Defendant also objects to some of the categories on the ground that the term “powertrain defect” is “irrelevant, overbroad, unduly burdensome, and oppressive.” Plaintiff has defined this term and the Court finds that it is not overbroad or unduly burdensome.
The Court will deny Category No. 2 because it is overbroad. It requests all communication between Defendant and Plaintiff or anyone on Plaintiff’s behalf. The request is overbroad because it fails to specify any particular topic.
The Court finds that Categories Nos. 4-19 are relevant or likely to lead to the discovery of admissible evidence. Accordingly, the Court will grant Plaintiffs’ motion in its entirety, except as to Category No. 2.
Documents: Defendant objects to all 35 of Plaintiff’s document requests. Defendant raises some of the same objections, relevancy, trade secrets, and attorney-client privilege, to the demand for document production. Defendant also argues that it has complied with several of the requests in prior document productions.
The Court notes that Defendant objects to Request No. 8, production of the repair manual on the ground that the manual is equally accessible to both parties.
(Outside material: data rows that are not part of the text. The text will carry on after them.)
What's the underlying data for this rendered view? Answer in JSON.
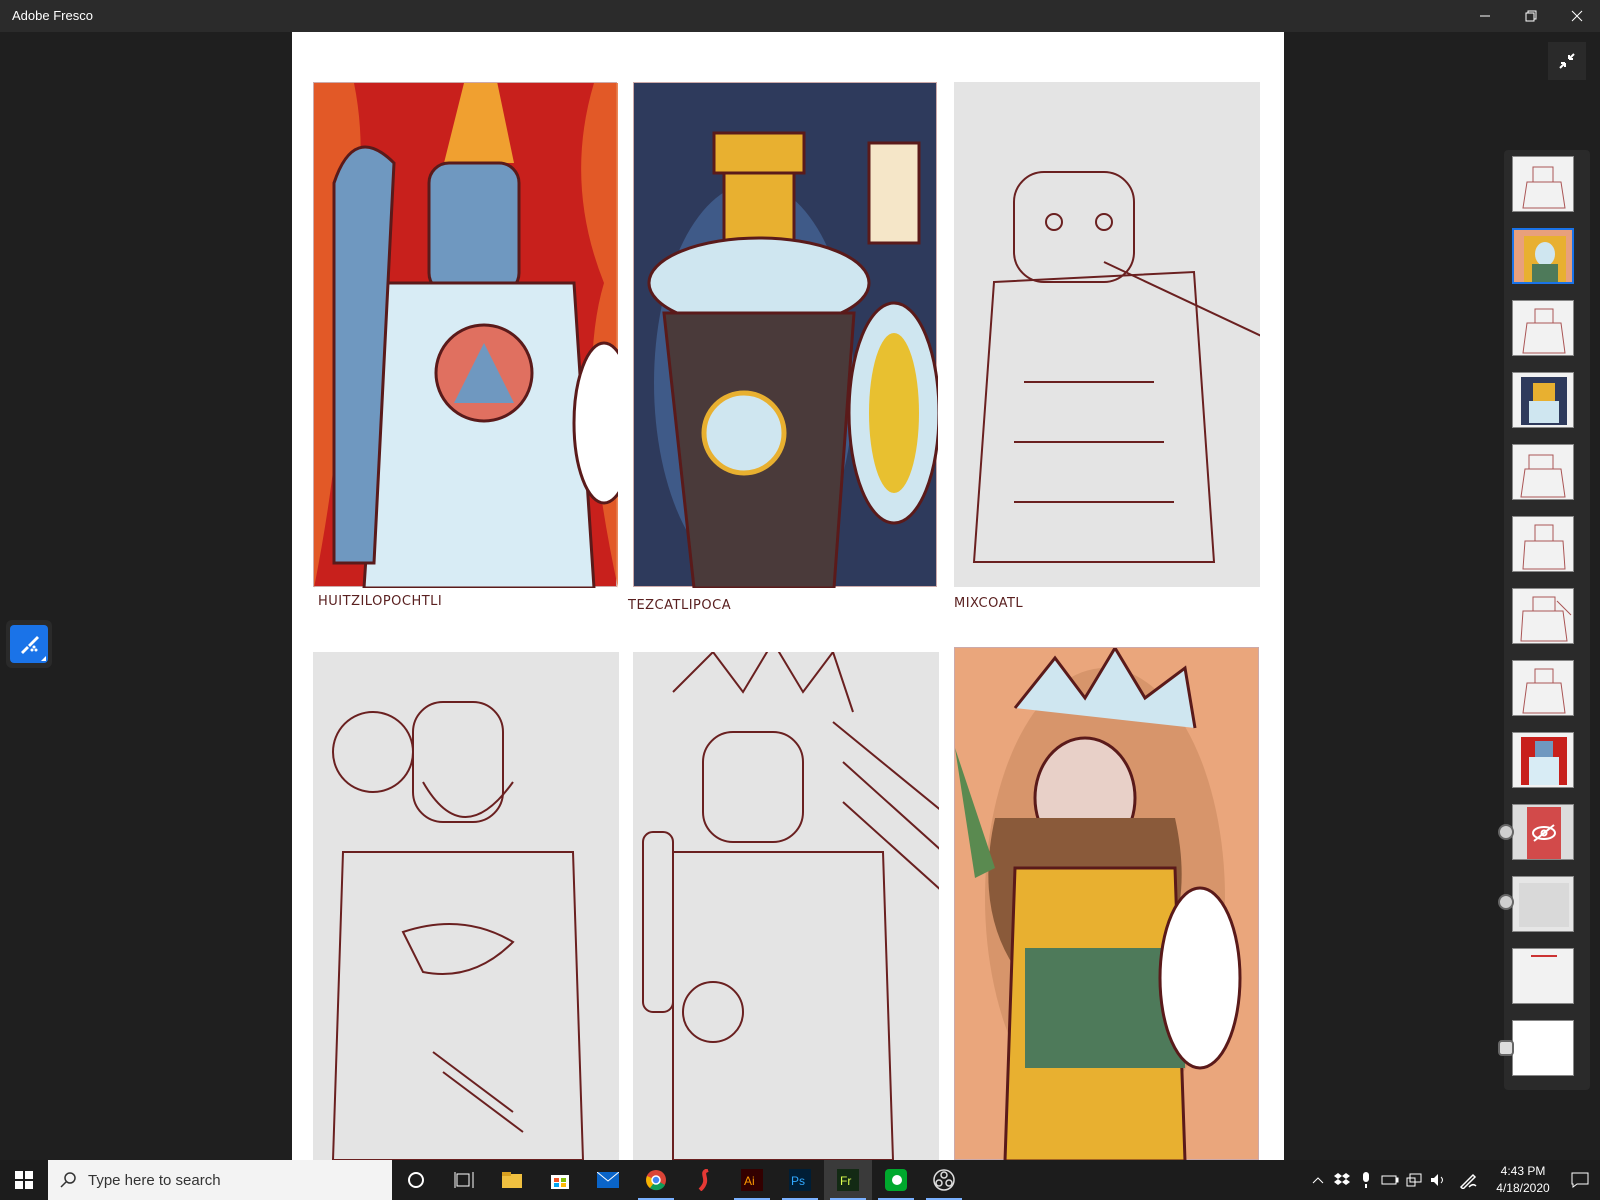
{
  "window": {
    "title": "Adobe Fresco"
  },
  "canvas": {
    "panels": [
      {
        "name": "huitzilopochtli",
        "caption": "HUITZILOPOCHTLI",
        "fill": "#c8201c"
      },
      {
        "name": "tezcatlipoca",
        "caption": "TEZCATLIPOCA",
        "fill": "#2e3a5c"
      },
      {
        "name": "mixcoatl",
        "caption": "MIXCOATL",
        "fill": "#e4e4e4"
      },
      {
        "name": "lineart-bottom-left",
        "caption": "",
        "fill": "#e4e4e4"
      },
      {
        "name": "lineart-bottom-middle",
        "caption": "",
        "fill": "#e4e4e4"
      },
      {
        "name": "colored-bottom-right",
        "caption": "",
        "fill": "#eaa67c"
      }
    ]
  },
  "layers": {
    "count": 13,
    "selected_index": 1,
    "hidden_index": 9
  },
  "taskbar": {
    "search_placeholder": "Type here to search",
    "apps": [
      "cortana-icon",
      "task-view-icon",
      "file-explorer-icon",
      "store-icon",
      "mail-icon",
      "chrome-icon",
      "sketchbook-icon",
      "illustrator-icon",
      "photoshop-icon",
      "fresco-icon",
      "evernote-icon",
      "obs-icon"
    ],
    "active_app": "fresco-icon",
    "clock_time": "4:43 PM",
    "clock_date": "4/18/2020"
  },
  "colors": {
    "accent": "#1a73e8",
    "titlebar": "#2b2b2b",
    "taskbar": "#1c1c1c"
  }
}
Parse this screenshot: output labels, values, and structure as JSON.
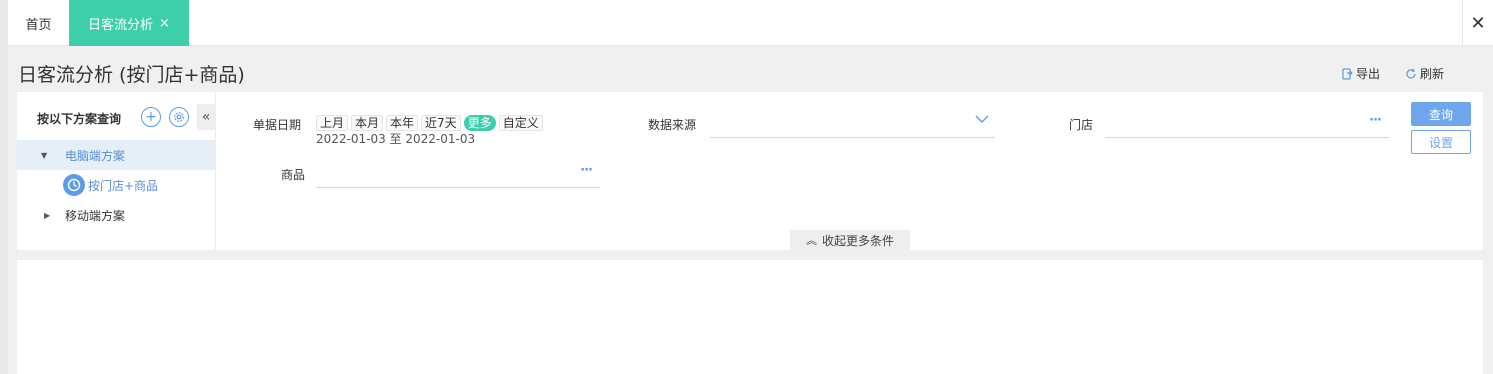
{
  "tabs": {
    "home": "首页",
    "active": "日客流分析",
    "active_close": "×",
    "close_all": "✕"
  },
  "page": {
    "title": "日客流分析 (按门店+商品)",
    "export": "导出",
    "refresh": "刷新"
  },
  "scheme": {
    "header": "按以下方案查询",
    "pc_scheme": "电脑端方案",
    "pc_sub_item": "按门店+商品",
    "mobile_scheme": "移动端方案"
  },
  "filters": {
    "date_label": "单据日期",
    "quick_dates": [
      "上月",
      "本月",
      "本年",
      "近7天",
      "更多",
      "自定义"
    ],
    "active_quick_date": "更多",
    "date_range": "2022-01-03 至 2022-01-03",
    "source_label": "数据来源",
    "source_value": "",
    "store_label": "门店",
    "store_value": "",
    "goods_label": "商品",
    "goods_value": "",
    "query_button": "查询",
    "settings_button": "设置",
    "collapse_more": "收起更多条件"
  },
  "colors": {
    "accent_teal": "#3ecfaa",
    "accent_blue": "#70a6ec"
  }
}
Defendant provides a mailing address, presumably from which Plaintiff can order the manual. The repair manual should be more readily available to Defendant. Therefore, the Court orders Defendant to produce the repair manual.
Plaintiff’s motion will be granted with the following limitations:
Defendant need not produce any documents that it has already produced.
The Court will deny Request No. 3, which seeks all internal reports, memoranda, correspondence, and regional field reports pertaining to the subject vehicle. The request is denied because it is overbroad as there is no limit to the request.
The Court will deny Request No. 16, which requests that Plaintiff “[p]lease produce the Warranty Vehicle Inquiry of all 2016 Chevrolet Silverado vehicles that YOU have repurchased under the Song Beverly Act in the past four years for nonconformities related to the POWERTRAIN DEFECT.” The request is overbroad as it seeks information not related to the subject vehicle.
The Court will deny Request No. 19, which requests that Plaintiff produce “all documents, including but not limited to electronic data and e-mails, concerning or relating in any way to any decision to modify YOUR vehicles and/or any of YOUR related parts used in YOUR vehicles which are the same year, make, and model as the SUBJECT VEHICLE.” The request is overbroad as it seeks information not related to the subject vehicle.
The Court will deny Request No. 21, which requests “all documents, records and data, including but not limited to electronic data and e-mails, concerning customer complaints, claims, reported failures, and warranty claims related to the POWERTRAIN DEFECT in the YOUR vehicles which are the same year, make, and model as the SUBJECT VEHICLE.” The request is overbroad as it seeks information not related to the subject vehicle.
The Court will deny Requests Nos. 26, 27, 28 and 31, which request documents about vehicles which are of the same make, year, and model as the subject vehicle, because the requests are overbroad.
The Court will deny Request No. 32, production of all lemon law documents, because it is overbroad and unduly burdensome.
Conclusion: The Court GRANTS the motion to compel the deposition of Defendant’s PMK as to all Categories, except Category No. 2.
The Court GRANTS the motion to compel the production of responsive documents except as to Requests Nos. 3, 16, 19, 21, 26, 27, 28, 31, and 32.